By: James Pereson and IWF Fellow Naomi Schaefer Riley

Last fall, according to The Chronicle of Philanthropy, the Northwell Health Foundation gave $5 million to “boost turnout at the polls and help people, particularly minorities, get more involved in policy debates.” It seemed an odd choice for the foundation, which is supposed to focus on, well, health. Yet Northwest Health apparently believed that, as the reporter put it, “Helping democracy work better, especially for the poor and disenfranchised, isn’t mission creep. . . . It’s mission critical.”

The Lippman Kanfer Foundation for Living Torah, which promotes Jewish culture and values, has made a similar decision to divert funds from its mission. Because its leaders were, according to the same Chronicle article, concerned by Russian interference in the 2016 election, they have given money to support voter drives in the years since. “American Jews have focused for a long time on what I would call parochial issues, like anti-Semitism, Israel, Jewish community, and Jewish continuity,” the foundation’s president, Aaron Dorfman, explained. “The existential importance of a healthy American democracy isn’t self-evident to the American Jewish community.”

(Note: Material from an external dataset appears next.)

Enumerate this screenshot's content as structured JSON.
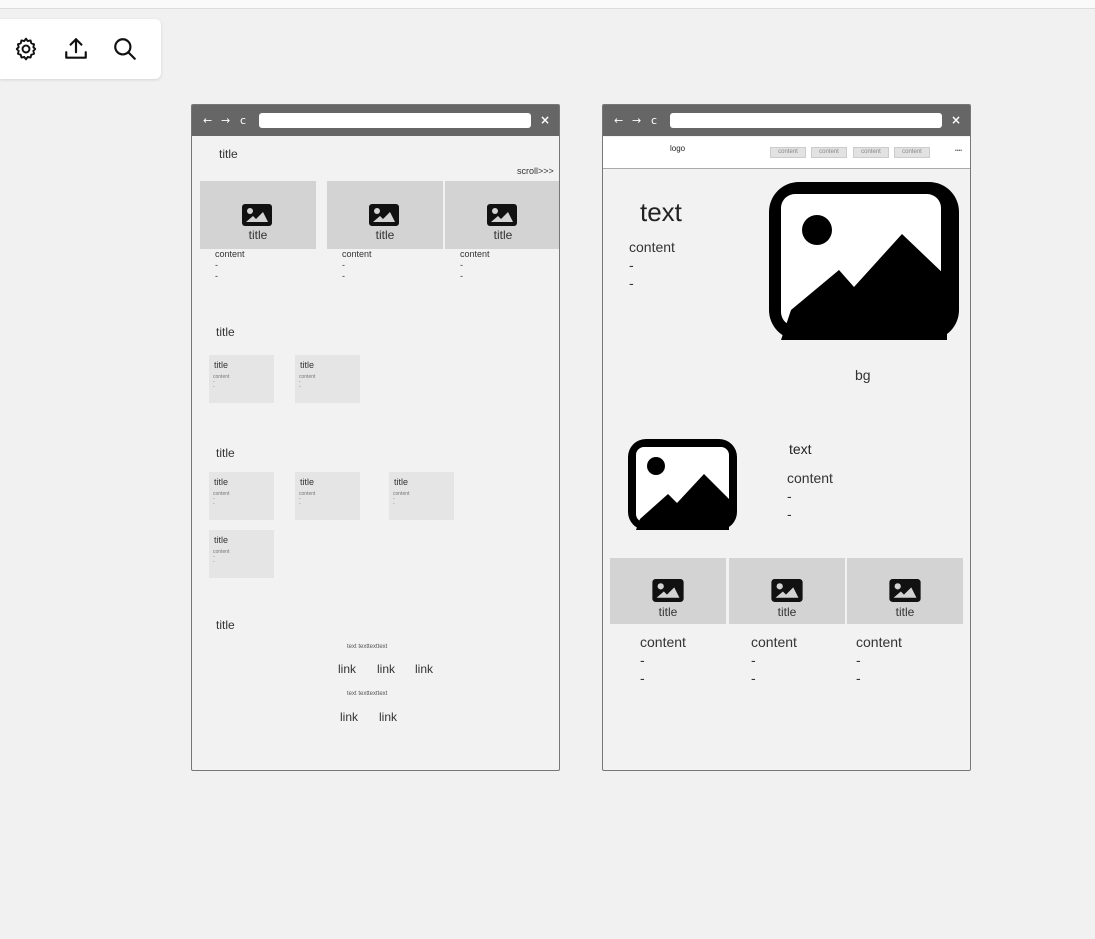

The piece from which the above quotes come was called “Can Philanthropy Save Democracy?” It noted that “Foundation support nationwide for democracy projects jumped 34 percent in 2017, to $553 million, [and] all signs suggest that spending is on the rise.” But such astronomical sums are not enough, according to Stephen Heintz, the president of the Rockefeller Brothers Fund, who recently chastised his colleagues for not spending even more. Heintz argued that “foundations can’t advance their missions without a strong democracy. But less than 2 percent of philanthropic dollars spent in the past decade have been dedicated to efforts to advance voting, promote civic participation, strengthen government, support the news media, and pursue other work that ensures our democracy is functioning well.” The question of whether foundations established to fund other causes should be giving their money to democracy-promotion efforts seemed not to occur to him.

The philanthropic community hasn’t started this debate in a vacuum. Especially in the lead-up to the election this fall, commentators keep asking how we can ensure more voter registration, civic participation, and investigative journalism in an era when Americans are uninformed, uninterested, and disenfranchised. But is it the job of philanthropy to “save democracy?”

One line of argument among those who would answer in the affirmative is that philanthropy is actually responsible for undermining democracy in the first place, so the leaders of charitable foundations owe it to America to undo the damage they’ve caused. Because foundations exist in perpetuity and because they seem to give the wealthy an outsized influence, the argument goes, philanthropy is fundamentally anti-democratic.

In a 2018 interview with New York magazine, Winners Take All author Anand Giridharadas argued that Mark Zuckerberg and his ilk use their charitable work to “create this moral glow. And under the haze created by that glow, they’re able to create a probable monopoly that has harmed the most sacred thing in America, which is our electoral process, while gutting the other most sacred thing in America, our free press. And they do it under the cover of changing the world.” Giridharadas is far from alone in mounting populist attacks on Big Tech. But gerrymandered districts, candidates’ lying about their opponents, and the decline of print journalism are not all problems that can be laid at the feet of tech billionaires. One might just as easily argue that these philanthropists — and the business models that brought them wealth — have helped to inform and enfranchise millions around the world.

Heintz says that “It is because lawmakers see these philanthropic contributions as an essential ingredient in our democracy that Congress long ago gave foundations special privileges to operate as tax-exempt institutions.” He then suggests that “this understanding [should] go two ways — that grant makers [should] make strengthening democracy itself a central part of their work.” His error is in believing that the charitable tax exemption was the result of some sort of quid pro quo. In actuality, the exemption was introduced during World War I as a means of preserving contributions to schools, churches, and scientific organizations. After the federal income tax came into being via constitutional amendment in 1913, Woodrow Wilson and Congress raised the top marginal rate to 77 percent (from 1 percent in 1914) in order to pay for the Great War. Heads of schools, colleges, hospitals, and other such enterprises warned that rich people would stop making charitable donations if they knew the money would just end up in the government’s hands. They suggested that such donations should be given a tax exemption, and Congress agreed. Democracy had nothing to do with it.

Whenever an election yields a result some people do not like, they chalk it up to a problem with democracy — the wrong people voted, or not enough of the right people voted. They then set out to change the rules to effect a different result. But in truth, the issue is not with democracy at all. Just as the philanthropic foundations in this country have a variety of different missions — most of them having nothing whatsoever to do with politics — so the American people have a variety of different interests. Some of them will become engaged in politics. Others will not. The existence of the latter group is not a sign that our system is broken. And if our system isn’t broken, philanthropy doesn’t need to fix it.

James Piereson is a senior fellow at the Manhattan Institute. Naomi Schaefer Riley is a resident fellow at the American Enterprise Institute and a senior fellow at the Independent Women’s Forum.